A mini-furore erupted on Twitter this week, when a Twitter developer tweeted about “some nifty site features” in development on the internal version of Twitter that could impact third party solutions. GigaOM has a good post documenting it all, and the title says it all – Twitter Staffer Stops Blogging After Backlash
The interesting part and reason for this post:
So did the Twitter incident cause Payne to stop blogging? He says in his final blog post that while he intended the personal blog to be a place where he could talk about ideas, his posts had started to “spark whole conversations that I never intended to start in the first place…”
It’s an issue that many organisations worry about when embarking on a social media strategy – what if an employee gives out information they shouldn’t? How do you control the message?
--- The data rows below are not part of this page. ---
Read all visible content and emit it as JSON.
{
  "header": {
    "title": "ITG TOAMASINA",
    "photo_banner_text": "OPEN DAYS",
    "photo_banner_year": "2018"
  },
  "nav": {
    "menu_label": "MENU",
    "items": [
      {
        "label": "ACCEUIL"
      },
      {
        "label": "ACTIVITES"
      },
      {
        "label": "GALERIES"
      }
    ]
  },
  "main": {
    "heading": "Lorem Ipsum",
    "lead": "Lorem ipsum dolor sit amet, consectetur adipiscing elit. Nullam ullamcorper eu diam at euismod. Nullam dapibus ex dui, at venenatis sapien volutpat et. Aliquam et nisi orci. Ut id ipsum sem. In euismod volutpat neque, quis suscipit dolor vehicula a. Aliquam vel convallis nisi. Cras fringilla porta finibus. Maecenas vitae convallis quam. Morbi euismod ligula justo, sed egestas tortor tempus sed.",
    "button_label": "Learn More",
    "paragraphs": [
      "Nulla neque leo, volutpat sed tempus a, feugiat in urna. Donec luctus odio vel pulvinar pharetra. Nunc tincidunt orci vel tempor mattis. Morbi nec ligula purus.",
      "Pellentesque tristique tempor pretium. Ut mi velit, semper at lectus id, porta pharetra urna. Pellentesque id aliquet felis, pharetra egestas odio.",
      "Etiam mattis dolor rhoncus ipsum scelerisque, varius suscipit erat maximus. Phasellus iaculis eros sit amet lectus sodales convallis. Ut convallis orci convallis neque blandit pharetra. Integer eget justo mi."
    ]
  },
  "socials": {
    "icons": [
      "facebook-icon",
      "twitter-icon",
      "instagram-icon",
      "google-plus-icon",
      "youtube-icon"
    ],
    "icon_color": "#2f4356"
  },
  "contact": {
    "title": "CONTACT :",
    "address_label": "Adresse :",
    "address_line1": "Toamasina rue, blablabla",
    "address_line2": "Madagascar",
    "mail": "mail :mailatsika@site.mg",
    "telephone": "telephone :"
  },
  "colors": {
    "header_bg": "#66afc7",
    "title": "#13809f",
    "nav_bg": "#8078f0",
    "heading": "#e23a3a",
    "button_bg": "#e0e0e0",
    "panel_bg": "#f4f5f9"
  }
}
And the simple answer is you can’t. How you react is another matter entirely.
Back when I worked at Microsoft, a great mentor told me about a case study he had researched as part of his management studies. A Japanese manufacturer, through human error, experienced a serious problem in their production line. Serious enough to damage both the stock price and reputation of the brand (as well as cost a small fortune in lost inventory and wasted resources). The person at fault offered his resignation. In many organisations he would have been fired before having the chance to volunteer. His resignation was refused. The CEO was asked why (when interviewed for the case study). His response went along the lines:
What would I gain from firing him? The problem still needed fixing and he was a good employee, who would have gone to one of my competitors. I didn’t fire him, I promoted him and put him in charge of not only fixing the problem but improving the process… (spotting the mistake sooner would have cost less)
Pity politics doesn’t work this way…
If you’re a good person (I do believe that applies to the majority) and you screw up, you learn a hard lesson very fast but it is not one you will quickly forget. And having learned the lesson through bitter experience, you have a vested interest in seeing the problem fixed and helping others avoid falling down the same rabbit hole. It’s simply adding another mistake to the pile if that experience is ignored or lost out the door.
There’s an old ‘techie’ quote about hard disk failures and the importance of back-ups: there are those who have lost their data and those who have yet to… Organisations wanting to embrace social media but worrying about the ‘what if…?’ need to do two things:
- Implement a policy and training programme, even if it’s just lunch briefings, to ensure everyone understands their responsibilities when discussing company information in any pubic forum, social or otherwise.
- Have a procedure for how to handle the inevitable mistakes. Step 1: Identify the type of mistake – is it a disgruntled employee deliberately trying to cause damage or (far more likely) human error. Do not treat them as the same thing.
- Dell B2B Social Media Huddle part 4: Case Studies (see Salesforce.com for great tips)
- Dell B2B Social Media Huddle part 3: The Business Case (good advice)